---- Entries supplied

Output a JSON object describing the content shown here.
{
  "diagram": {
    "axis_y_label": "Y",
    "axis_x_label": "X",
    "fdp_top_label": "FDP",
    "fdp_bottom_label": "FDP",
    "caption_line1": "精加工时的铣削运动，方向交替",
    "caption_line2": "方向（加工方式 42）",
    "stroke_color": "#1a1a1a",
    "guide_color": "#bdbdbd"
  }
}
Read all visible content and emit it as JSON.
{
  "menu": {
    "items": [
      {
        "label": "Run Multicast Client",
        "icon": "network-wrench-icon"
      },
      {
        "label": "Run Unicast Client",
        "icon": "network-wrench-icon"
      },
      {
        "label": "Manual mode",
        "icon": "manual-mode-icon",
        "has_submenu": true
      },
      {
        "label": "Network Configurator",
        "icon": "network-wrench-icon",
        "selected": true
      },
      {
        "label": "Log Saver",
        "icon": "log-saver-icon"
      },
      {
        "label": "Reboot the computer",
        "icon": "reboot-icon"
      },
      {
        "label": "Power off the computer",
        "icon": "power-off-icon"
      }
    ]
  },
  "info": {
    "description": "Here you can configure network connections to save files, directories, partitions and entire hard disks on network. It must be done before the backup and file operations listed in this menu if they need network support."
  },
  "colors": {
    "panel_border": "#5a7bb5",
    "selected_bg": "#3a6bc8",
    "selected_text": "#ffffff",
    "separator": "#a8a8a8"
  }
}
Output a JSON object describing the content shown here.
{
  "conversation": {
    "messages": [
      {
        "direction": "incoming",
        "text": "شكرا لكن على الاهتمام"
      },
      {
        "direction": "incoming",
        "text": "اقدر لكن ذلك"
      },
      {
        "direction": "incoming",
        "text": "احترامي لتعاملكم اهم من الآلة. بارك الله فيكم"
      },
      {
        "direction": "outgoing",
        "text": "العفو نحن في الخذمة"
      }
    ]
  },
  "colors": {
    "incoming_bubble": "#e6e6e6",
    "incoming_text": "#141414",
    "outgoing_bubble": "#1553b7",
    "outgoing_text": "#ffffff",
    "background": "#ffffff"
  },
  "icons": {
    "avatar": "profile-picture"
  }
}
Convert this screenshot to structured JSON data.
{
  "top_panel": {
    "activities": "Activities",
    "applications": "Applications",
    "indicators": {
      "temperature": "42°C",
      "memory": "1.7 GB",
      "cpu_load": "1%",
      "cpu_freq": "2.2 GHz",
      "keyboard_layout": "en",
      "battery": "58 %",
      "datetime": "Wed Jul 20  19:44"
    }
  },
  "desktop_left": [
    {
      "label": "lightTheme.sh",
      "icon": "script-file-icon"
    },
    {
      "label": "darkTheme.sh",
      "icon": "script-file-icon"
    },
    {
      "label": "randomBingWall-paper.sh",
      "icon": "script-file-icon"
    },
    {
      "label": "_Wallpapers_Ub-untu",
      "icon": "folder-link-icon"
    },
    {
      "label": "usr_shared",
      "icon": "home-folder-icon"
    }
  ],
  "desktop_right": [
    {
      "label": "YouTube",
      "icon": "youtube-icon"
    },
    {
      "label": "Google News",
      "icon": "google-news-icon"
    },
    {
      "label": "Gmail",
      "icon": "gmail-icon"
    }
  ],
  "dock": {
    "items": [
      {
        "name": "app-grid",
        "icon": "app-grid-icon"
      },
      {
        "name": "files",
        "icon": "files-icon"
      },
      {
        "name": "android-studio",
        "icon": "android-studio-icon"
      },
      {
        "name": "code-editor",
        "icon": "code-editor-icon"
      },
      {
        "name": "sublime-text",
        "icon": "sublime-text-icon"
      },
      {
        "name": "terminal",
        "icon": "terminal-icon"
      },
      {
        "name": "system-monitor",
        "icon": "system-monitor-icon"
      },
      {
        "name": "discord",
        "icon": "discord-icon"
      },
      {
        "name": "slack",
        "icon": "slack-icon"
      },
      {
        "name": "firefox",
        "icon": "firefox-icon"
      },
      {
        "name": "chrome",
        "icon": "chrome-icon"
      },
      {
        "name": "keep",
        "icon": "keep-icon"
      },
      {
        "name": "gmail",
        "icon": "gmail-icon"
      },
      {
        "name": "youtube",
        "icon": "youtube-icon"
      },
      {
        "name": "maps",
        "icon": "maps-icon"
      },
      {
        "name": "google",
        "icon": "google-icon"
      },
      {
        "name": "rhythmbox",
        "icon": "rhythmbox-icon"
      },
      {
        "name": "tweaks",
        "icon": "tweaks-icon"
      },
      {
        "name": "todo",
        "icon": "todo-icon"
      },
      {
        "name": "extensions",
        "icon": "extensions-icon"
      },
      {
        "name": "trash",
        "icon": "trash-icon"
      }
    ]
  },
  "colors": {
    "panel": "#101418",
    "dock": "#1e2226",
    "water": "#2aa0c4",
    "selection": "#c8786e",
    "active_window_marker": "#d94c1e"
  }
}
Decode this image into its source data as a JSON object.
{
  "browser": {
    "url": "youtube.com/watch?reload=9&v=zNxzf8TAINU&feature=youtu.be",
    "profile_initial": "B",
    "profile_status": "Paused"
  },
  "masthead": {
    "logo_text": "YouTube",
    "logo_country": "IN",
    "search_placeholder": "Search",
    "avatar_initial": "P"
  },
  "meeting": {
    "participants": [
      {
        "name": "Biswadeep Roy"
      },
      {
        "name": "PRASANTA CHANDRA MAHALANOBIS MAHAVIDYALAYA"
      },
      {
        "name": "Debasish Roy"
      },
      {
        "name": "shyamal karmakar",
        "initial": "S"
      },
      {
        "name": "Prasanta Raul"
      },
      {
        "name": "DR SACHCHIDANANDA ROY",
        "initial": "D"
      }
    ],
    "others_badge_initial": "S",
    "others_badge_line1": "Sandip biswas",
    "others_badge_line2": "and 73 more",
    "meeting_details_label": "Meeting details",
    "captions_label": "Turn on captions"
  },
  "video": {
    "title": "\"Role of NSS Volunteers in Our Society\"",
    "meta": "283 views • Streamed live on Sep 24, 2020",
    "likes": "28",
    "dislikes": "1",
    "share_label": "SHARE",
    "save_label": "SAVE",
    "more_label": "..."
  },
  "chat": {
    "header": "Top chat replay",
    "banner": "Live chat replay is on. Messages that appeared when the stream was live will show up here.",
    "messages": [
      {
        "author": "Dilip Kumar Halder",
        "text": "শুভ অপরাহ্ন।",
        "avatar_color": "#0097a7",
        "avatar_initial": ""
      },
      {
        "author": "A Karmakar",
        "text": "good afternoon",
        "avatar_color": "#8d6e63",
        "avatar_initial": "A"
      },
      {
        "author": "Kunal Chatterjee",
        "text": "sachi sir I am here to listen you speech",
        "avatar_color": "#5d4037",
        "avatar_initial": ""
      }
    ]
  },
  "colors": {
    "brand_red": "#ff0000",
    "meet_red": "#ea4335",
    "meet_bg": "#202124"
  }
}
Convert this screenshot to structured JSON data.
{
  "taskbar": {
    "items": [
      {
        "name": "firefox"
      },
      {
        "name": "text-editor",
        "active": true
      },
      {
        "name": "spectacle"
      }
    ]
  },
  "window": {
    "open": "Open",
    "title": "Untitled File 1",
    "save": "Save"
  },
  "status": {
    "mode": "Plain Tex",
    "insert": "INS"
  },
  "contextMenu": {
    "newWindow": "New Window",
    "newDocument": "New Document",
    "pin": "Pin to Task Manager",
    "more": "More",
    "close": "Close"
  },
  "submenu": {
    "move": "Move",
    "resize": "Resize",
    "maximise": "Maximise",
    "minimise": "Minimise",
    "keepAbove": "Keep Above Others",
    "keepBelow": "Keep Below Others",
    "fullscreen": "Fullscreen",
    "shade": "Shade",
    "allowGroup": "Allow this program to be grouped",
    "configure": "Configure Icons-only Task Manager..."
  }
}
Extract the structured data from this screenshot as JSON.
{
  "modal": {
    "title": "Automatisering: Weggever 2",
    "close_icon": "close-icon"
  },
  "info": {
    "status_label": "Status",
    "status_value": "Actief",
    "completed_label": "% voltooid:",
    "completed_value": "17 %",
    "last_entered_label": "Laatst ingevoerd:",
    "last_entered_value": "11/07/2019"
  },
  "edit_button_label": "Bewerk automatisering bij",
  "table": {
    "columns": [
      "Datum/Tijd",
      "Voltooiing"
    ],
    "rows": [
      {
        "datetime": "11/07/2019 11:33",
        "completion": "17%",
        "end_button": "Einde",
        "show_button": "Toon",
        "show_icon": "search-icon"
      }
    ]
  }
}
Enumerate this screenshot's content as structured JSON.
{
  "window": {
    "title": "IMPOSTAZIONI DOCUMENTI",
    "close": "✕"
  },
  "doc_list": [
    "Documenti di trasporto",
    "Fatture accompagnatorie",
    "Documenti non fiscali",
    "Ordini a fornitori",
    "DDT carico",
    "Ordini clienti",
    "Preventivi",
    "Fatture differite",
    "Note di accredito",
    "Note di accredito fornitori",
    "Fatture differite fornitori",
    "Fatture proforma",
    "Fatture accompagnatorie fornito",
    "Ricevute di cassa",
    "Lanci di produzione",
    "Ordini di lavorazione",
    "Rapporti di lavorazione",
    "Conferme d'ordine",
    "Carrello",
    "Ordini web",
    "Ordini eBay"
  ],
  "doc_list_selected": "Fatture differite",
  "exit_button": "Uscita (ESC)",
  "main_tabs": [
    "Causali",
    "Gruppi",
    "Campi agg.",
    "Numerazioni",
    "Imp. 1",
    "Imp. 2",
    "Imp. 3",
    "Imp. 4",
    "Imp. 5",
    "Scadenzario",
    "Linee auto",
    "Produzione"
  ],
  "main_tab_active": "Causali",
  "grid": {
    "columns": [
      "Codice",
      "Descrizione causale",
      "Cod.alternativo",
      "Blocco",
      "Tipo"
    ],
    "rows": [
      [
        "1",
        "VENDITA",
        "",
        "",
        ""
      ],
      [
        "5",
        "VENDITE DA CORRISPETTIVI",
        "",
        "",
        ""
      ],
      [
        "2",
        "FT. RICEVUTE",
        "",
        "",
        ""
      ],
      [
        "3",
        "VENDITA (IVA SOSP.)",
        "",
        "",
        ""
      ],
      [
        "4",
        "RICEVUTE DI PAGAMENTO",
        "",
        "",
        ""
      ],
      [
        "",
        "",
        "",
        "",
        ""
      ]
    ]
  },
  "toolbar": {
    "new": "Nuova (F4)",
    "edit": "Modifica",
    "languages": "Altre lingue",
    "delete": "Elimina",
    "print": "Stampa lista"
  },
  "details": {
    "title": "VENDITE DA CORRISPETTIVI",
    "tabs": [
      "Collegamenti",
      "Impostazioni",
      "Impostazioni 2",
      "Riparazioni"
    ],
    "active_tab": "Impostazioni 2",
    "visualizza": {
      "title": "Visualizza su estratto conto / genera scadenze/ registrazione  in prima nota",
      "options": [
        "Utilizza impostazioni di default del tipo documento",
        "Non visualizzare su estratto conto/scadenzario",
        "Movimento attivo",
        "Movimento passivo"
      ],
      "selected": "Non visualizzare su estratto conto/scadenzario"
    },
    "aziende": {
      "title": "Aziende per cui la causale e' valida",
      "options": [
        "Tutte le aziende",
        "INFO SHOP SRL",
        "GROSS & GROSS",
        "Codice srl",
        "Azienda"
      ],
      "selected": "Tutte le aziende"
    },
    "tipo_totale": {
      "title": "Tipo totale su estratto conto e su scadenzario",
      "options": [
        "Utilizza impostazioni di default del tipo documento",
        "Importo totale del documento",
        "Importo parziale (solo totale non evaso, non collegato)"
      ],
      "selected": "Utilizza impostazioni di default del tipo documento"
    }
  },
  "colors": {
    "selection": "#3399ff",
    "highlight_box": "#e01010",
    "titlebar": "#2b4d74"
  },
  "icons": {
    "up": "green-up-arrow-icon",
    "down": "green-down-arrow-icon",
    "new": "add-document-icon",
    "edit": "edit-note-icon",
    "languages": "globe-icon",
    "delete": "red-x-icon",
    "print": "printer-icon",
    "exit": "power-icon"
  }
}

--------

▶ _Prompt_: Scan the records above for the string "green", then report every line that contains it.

▶ _Response_:
    "up": "green-up-arrow-icon",
    "down": "green-down-arrow-icon",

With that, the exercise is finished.